The Rayl Building was built in 1915, for the T.B. Rayl Co.'s hardware store. Later the building was occupied by furriers, a drug store, and a jeweler. Most recently, the only tenant was a wig shop on the first floor.

Obviously we wanted to avoid tripping their burglar alarm, so we naturally utilized the fire escape to get to the upper floors first. In this case it was hanging down far enough to where a determined jump would allow you to grab and lower it for your own luxurious use—much more enjoyable than the extravagant feat of acrobatics necessary to access, say, the Farwell Building's fire escape.

Here is a tasty compressed view of the Elliott Building across the street, and the Bamlet Building over in Capitol Park, both of which we had been in before... well as a closeup of the lionheads on the Valpey Building. There were quite a few nice refreshing views of architectural details here previously unavailable to us.

One of the things I really love getting out of a new rooftop is the new ways in which I can crunch the city's buildings together into one shot with a zoom lens that would be impossible otherwise. For instance, here is a shot combining the L.B. King & Co. Building, Harvard Square Centre, Police Headquarters, and that goofy Mies van der Rohe apartment tower off in the distance on the lower east side:

You would never be able to duplicate this view of the city or this combination of buildings anywhere except in that precise spot where I was standing when I took that shot.

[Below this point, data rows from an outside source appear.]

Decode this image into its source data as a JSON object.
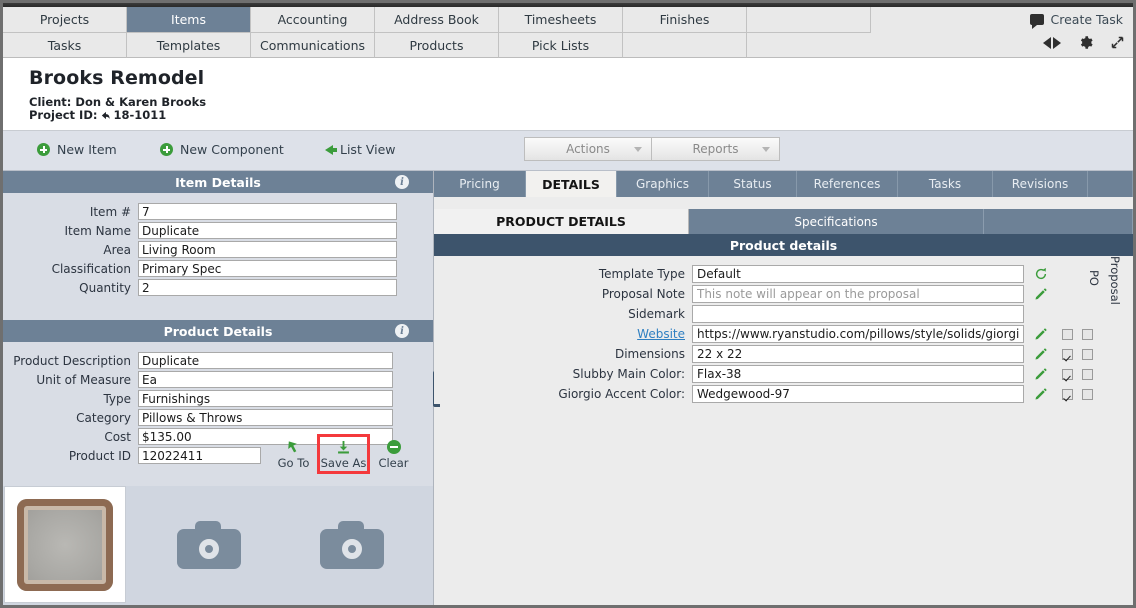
{
  "topnav": {
    "row1": [
      "Projects",
      "Items",
      "Accounting",
      "Address Book",
      "Timesheets",
      "Finishes"
    ],
    "row2": [
      "Tasks",
      "Templates",
      "Communications",
      "Products",
      "Pick Lists"
    ],
    "active_row1": "Items",
    "create_task": "Create Task",
    "icons": [
      "speech-bubble-icon",
      "prev-icon",
      "next-icon",
      "gear-icon",
      "expand-icon"
    ]
  },
  "project": {
    "title": "Brooks Remodel",
    "client_line": "Client: Don & Karen Brooks",
    "project_id_label": "Project ID:",
    "project_id": "18-1011"
  },
  "actionbar": {
    "new_item": "New Item",
    "new_component": "New Component",
    "list_view": "List View",
    "actions": "Actions",
    "reports": "Reports"
  },
  "item_details": {
    "header": "Item Details",
    "fields": [
      {
        "label": "Item #",
        "value": "7"
      },
      {
        "label": "Item Name",
        "value": "Duplicate"
      },
      {
        "label": "Area",
        "value": "Living Room"
      },
      {
        "label": "Classification",
        "value": "Primary Spec"
      },
      {
        "label": "Quantity",
        "value": "2"
      }
    ]
  },
  "product_details_left": {
    "header": "Product Details",
    "fields": [
      {
        "label": "Product Description",
        "value": "Duplicate"
      },
      {
        "label": "Unit of Measure",
        "value": "Ea"
      },
      {
        "label": "Type",
        "value": "Furnishings"
      },
      {
        "label": "Category",
        "value": "Pillows & Throws"
      },
      {
        "label": "Cost",
        "value": "$135.00"
      }
    ],
    "product_id_label": "Product ID",
    "product_id_value": "12022411",
    "buttons": [
      {
        "label": "Go To",
        "icon": "go-to-arrow-icon",
        "highlighted": false
      },
      {
        "label": "Save As",
        "icon": "save-download-icon",
        "highlighted": true
      },
      {
        "label": "Clear",
        "icon": "clear-minus-icon",
        "highlighted": false
      }
    ],
    "highlight_color": "#f4393c"
  },
  "thumbnails": [
    {
      "name": "pillow-photo",
      "type": "image"
    },
    {
      "name": "empty-photo-slot",
      "type": "camera-placeholder"
    },
    {
      "name": "empty-photo-slot",
      "type": "camera-placeholder"
    }
  ],
  "right_tabs": {
    "items": [
      "Pricing",
      "DETAILS",
      "Graphics",
      "Status",
      "References",
      "Tasks",
      "Revisions"
    ],
    "active": "DETAILS"
  },
  "right_subtabs": {
    "items": [
      "PRODUCT DETAILS",
      "Specifications"
    ],
    "active": "PRODUCT DETAILS"
  },
  "product_details_right": {
    "section_title": "Product details",
    "col_po": "PO",
    "col_proposal": "Proposal",
    "rows": [
      {
        "label": "Template Type",
        "value": "Default",
        "placeholder": "",
        "tool": "refresh-icon",
        "po": null,
        "proposal": null,
        "link": false
      },
      {
        "label": "Proposal Note",
        "value": "",
        "placeholder": "This note will appear on the proposal",
        "tool": "pencil-icon",
        "po": null,
        "proposal": null,
        "link": false
      },
      {
        "label": "Sidemark",
        "value": "",
        "placeholder": "",
        "tool": "",
        "po": null,
        "proposal": null,
        "link": false
      },
      {
        "label": "Website",
        "value": "https://www.ryanstudio.com/pillows/style/solids/giorgiolin",
        "placeholder": "",
        "tool": "pencil-icon",
        "po": false,
        "proposal": false,
        "link": true
      },
      {
        "label": "Dimensions",
        "value": "22 x 22",
        "placeholder": "",
        "tool": "pencil-icon",
        "po": true,
        "proposal": false,
        "link": false
      },
      {
        "label": "Slubby Main Color:",
        "value": "Flax-38",
        "placeholder": "",
        "tool": "pencil-icon",
        "po": true,
        "proposal": false,
        "link": false
      },
      {
        "label": "Giorgio Accent Color:",
        "value": "Wedgewood-97",
        "placeholder": "",
        "tool": "pencil-icon",
        "po": true,
        "proposal": false,
        "link": false
      }
    ]
  },
  "colors": {
    "nav_active": "#6d8196",
    "section_header": "#6d8196",
    "blue_bar": "#3d546c",
    "green_accent": "#3b9c3b",
    "link": "#2f7fc1",
    "highlight": "#f4393c"
  }
}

Moreover, the Greektown Casino Hotel now blocks that view.

More overlooked buildings of Bricktown, and some modern ones near Campus Martius:


The now-demolished Brewster-Douglass Towers looming over Comerica Park:

We also had a nice view of some of our next targets, the Fowler and Traver Buildings:

Of course because of the cold outside, the steam outlet behind the building blotted out much of the rest of our views:

The Broderick Tower, Wurlitzer Building, and Metropolitan Building, the taller members of the "Skyscraper Graveyard," still reared their ugly heads above the downtown steam however:

The unique red terra cotta was well-worth ogling:

Needless to say our first visit was during the daytime, and it was the second visit during the night hours that resulted in our accidentally tripping the motion detector in the wig shop. I suppose I could post my photo of John garishly festooned in the blonde woman's wig, seconds before that fateful moment wherein the deafening alarm was tripped, and the ensuing scramble that followed as we tried to abandon ship before the police arrived. But but I am not that evil, heheh.